We have some exciting news on enabling Outreach Education programs. Our latest endeavor involved collaborating with Ocean Pledge, a phenomenal non-profit based in South Africa that focuses on ocean conservation through education and outreach. We were thrilled to support their cause by helping fund a beach cleanup campaign that involved Ocean Pledge ambassadors and local community members coming together to pick up litter and plastic debris that had washed up on the shore. Please show your support for our continued efforts to contribute to a cleaner and healthier planet by donating, sharing, and liking our updates! Let's work together to make a positive impact on our environment.
From the News Desk
At ASI, we strive to stay abreast of the latest wildlife conservation news so we can keep you informed on the most critical issues surrounding animals today.
High Seas Treaty: Historic Agreement to Protect International Waters Reached at UN
After almost two decades in the making, United Nations member states have finally agreed on a treaty to protect the high seas – parts of the ocean that are not within a particular country’s jurisdiction. Read more…
New Disease Caused Solely by Plastics Discovered in Seabirds
Scientists have discovered a new disease in seabirds which is caused solely by plastics, reports The Guardian. Plasticosis scars the digestive tract of birds as a result of ingesting waste, according to researchers at London’s Natural History Museum. Read more…
Hundreds of Lynx to be Slaughtered in Sweden Following Largest Ever Wolf Cull
Conservationists have condemned Sweden’s issuing of lynx hunting licenses, branding the cull “trophy hunting”, reports The Guardian. This as hunters barely conceal their ‘excitement’ over the cull. Read more…
The Guardian: Texas youth organizers take aim at the biggest oil field in the US

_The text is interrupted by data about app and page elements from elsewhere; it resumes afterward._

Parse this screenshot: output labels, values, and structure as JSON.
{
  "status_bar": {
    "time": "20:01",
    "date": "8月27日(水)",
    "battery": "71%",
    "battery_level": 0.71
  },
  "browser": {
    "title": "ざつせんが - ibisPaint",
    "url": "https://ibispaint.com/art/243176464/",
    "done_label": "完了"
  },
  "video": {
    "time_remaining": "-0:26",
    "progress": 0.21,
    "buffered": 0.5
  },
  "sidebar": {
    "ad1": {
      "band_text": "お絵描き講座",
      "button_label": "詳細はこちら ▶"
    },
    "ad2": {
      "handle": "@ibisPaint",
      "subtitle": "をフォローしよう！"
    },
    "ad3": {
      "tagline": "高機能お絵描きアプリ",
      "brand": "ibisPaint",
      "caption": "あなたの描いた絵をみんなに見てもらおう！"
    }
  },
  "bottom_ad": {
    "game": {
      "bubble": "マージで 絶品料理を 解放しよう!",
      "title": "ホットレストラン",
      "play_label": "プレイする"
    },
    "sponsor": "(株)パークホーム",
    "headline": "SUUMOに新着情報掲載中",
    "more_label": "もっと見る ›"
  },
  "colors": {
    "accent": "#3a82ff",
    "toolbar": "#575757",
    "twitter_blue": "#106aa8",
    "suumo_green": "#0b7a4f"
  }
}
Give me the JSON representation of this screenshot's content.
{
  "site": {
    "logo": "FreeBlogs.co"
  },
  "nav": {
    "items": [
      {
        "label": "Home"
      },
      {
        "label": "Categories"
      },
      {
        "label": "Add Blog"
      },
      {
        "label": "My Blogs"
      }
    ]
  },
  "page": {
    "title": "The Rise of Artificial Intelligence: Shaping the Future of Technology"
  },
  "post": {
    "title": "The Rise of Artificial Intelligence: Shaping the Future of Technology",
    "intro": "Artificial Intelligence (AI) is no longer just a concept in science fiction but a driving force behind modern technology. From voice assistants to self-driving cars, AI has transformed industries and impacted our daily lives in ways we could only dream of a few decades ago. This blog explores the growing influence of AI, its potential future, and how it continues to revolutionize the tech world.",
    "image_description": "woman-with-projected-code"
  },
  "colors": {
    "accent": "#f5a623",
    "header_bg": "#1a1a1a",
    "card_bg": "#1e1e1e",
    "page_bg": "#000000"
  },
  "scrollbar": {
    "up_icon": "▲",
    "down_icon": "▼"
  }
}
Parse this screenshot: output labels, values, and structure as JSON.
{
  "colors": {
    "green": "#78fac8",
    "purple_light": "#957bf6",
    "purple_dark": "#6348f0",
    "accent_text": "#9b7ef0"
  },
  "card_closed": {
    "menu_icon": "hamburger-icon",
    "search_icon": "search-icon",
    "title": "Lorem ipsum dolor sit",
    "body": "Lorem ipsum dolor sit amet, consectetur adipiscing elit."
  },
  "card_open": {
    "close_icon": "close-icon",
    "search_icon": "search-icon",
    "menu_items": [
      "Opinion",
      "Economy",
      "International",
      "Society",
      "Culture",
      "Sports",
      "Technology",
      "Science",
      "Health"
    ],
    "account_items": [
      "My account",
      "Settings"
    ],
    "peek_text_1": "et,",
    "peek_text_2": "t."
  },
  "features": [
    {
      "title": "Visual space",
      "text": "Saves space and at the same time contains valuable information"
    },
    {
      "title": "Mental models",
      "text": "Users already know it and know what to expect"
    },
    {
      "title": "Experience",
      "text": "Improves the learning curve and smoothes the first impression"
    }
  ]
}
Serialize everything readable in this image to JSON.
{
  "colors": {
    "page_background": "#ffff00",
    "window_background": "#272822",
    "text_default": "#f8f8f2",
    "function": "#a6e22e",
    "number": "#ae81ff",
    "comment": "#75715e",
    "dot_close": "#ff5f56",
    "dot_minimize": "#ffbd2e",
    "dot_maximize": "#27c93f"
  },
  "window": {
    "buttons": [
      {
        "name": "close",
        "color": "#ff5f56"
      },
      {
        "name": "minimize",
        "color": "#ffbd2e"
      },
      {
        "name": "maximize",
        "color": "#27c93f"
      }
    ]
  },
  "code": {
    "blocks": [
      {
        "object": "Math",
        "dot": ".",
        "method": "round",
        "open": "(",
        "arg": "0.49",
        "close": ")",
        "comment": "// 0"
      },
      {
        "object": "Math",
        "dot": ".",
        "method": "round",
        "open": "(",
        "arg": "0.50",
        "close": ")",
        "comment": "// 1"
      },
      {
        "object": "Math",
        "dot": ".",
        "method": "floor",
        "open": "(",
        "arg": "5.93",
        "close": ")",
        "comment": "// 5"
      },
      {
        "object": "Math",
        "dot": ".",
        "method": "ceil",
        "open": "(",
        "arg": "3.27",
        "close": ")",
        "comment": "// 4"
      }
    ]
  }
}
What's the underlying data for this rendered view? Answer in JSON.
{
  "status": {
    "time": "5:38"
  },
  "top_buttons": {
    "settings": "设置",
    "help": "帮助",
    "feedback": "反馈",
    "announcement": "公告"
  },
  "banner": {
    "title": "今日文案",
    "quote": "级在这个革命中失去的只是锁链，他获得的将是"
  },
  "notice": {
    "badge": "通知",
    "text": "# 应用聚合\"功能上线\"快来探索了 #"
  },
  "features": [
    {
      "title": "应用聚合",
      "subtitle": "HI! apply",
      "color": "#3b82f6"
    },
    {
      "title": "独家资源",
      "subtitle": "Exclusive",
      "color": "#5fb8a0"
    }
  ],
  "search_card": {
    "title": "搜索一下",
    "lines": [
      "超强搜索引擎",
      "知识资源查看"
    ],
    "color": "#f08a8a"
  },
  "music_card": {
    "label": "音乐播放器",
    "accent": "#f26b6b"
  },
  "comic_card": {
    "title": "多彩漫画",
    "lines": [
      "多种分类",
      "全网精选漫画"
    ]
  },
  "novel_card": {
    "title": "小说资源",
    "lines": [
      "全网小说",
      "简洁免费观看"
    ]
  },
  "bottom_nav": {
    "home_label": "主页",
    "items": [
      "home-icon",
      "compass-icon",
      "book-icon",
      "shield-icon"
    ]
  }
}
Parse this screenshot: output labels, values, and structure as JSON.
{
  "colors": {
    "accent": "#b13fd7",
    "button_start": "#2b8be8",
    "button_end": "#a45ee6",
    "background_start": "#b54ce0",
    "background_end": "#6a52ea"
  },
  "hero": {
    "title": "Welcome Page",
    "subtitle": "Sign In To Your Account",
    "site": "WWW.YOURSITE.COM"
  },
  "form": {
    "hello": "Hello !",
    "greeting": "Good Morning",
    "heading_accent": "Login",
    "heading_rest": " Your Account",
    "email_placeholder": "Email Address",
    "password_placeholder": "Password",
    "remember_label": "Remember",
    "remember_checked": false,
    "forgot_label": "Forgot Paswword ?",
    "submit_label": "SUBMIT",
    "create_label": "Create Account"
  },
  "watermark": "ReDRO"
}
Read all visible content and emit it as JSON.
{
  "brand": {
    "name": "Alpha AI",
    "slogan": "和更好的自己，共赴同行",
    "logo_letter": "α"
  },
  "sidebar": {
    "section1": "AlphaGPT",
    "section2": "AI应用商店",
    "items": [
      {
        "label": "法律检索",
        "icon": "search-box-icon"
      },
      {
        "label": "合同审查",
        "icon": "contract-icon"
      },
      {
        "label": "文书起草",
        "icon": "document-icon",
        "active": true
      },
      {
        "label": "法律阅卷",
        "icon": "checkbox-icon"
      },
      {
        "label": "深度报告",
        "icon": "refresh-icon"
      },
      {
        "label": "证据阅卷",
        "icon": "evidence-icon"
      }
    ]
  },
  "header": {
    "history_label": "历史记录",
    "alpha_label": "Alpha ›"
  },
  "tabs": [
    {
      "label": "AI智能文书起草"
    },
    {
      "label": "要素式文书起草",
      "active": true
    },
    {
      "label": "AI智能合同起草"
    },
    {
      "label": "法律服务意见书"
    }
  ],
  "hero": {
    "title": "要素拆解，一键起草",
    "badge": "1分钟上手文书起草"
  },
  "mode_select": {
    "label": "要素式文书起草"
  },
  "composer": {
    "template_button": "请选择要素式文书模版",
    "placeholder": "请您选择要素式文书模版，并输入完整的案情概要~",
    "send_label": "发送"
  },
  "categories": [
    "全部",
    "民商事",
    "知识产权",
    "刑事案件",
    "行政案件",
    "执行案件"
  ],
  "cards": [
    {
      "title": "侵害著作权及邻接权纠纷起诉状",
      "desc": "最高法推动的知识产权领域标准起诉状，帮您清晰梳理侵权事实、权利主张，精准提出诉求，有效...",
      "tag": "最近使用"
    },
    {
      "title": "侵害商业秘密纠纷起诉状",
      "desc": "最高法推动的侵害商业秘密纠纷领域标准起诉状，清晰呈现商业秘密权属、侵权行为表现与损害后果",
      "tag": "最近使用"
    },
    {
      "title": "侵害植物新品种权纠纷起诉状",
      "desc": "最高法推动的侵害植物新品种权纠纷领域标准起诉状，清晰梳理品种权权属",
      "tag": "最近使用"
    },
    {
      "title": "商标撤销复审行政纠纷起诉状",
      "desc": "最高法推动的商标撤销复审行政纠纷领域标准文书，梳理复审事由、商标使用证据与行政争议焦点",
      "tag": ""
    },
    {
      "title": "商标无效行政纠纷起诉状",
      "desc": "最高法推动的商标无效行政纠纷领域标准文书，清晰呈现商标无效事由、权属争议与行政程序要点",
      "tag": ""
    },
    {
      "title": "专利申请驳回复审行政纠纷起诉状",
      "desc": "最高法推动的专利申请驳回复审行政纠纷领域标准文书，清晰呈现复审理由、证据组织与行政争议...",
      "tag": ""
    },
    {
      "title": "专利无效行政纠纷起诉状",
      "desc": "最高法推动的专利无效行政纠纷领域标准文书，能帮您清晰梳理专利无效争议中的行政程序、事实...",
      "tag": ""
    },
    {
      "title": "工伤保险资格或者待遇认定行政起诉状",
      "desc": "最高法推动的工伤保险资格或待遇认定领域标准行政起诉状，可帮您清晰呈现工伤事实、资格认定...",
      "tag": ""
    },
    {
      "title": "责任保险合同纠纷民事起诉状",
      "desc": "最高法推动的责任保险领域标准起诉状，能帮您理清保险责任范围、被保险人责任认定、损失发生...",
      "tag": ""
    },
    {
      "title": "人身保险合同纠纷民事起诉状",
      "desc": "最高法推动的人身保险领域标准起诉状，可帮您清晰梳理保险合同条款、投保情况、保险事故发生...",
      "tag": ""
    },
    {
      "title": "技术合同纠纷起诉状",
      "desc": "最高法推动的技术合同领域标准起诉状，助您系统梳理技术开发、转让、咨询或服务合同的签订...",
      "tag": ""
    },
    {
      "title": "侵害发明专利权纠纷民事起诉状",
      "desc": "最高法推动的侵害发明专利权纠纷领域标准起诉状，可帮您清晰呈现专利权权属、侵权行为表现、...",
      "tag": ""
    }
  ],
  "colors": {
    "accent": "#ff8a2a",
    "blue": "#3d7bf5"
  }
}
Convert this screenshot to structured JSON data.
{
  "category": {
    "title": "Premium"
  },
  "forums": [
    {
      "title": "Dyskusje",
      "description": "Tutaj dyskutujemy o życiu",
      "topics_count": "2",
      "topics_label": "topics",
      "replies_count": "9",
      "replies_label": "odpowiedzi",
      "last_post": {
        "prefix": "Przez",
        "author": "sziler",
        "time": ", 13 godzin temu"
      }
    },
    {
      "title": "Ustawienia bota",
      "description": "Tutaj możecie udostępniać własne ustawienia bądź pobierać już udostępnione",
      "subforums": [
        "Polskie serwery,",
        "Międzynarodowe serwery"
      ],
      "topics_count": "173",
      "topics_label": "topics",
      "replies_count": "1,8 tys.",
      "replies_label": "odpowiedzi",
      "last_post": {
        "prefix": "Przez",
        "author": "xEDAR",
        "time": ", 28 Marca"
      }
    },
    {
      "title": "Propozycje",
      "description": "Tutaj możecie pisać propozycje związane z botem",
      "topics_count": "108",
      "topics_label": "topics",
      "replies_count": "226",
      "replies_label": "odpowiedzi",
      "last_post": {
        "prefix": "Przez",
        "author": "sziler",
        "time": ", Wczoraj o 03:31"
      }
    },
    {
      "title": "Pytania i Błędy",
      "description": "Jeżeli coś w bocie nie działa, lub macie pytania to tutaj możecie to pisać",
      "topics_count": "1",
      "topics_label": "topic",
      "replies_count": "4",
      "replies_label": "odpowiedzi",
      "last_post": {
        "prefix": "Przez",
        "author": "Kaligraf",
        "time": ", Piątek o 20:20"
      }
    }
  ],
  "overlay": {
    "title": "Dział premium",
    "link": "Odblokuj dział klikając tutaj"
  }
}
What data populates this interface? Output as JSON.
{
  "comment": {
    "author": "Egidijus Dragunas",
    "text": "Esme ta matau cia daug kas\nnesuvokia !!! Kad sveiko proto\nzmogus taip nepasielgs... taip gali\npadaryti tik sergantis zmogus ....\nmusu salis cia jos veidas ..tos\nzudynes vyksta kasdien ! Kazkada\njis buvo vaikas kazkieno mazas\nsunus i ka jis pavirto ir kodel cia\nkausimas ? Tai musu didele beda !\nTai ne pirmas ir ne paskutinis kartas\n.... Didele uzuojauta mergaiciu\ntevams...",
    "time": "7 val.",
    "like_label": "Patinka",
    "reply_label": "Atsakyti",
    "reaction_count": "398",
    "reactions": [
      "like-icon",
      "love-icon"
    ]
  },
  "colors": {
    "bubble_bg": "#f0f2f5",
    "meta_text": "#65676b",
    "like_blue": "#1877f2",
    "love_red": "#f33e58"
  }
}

A first-of-its-kind municipal climate charter in Texas could throw a wrench in US fossil fuel extraction. Residents of a major Texas city just west of the Permian Basin, the largest oil field in the US, will have the chance to vote on the package this spring. Read more…
The Guardian: Air pollution ‘speeds up osteoporosis’ in postmenopausal women
Researchers scanned the bones of more than 9,000 women living in four different parts of the US. Each had a bone scan three times over a six-year period that was compared with the air they breathed. On average, air pollution accounted for a doubling of the speed of bone loss. Read more…
Conservation Action Trust: OUR KIN DISCARDED - South Africa’s inhumane and indefensible trade and killing of (non-human) primates
South Africa is failing in their oversight of the legal export of non-human primates and their body parts, effectively condoning needless cruelty to these innocent animals. Read more…
Miami art dealer convicted of smuggling ivory sculptures
Miami-based art dealer Eduardo Ulises Martinez has been sentenced to more than four years in prison for illegally transporting sculptures containing ivory, reports The Art Newspaper. He was also found guilty of obstructing the course of justice. Read more…
The Epoch Times: Chinese, South African ‘mafia’ decimating wildlife in Kruger National Park
A new report from the European Union-funded international crime response group, Enact, says organized crime groups from South Africa and China - in collaboration with corrupt wildlife officials - are “decimating” big game animals in one of the world’s premier game reserves. Read more…
As a supporter, you help us raise public awareness and communicate the urgency of action needed to save irreplaceable animal species and the environments on which they depend. Thank you for making it possible for us to make a difference, supporting wildlife around the globe.
Saving animals and the planet,
Animal Survival International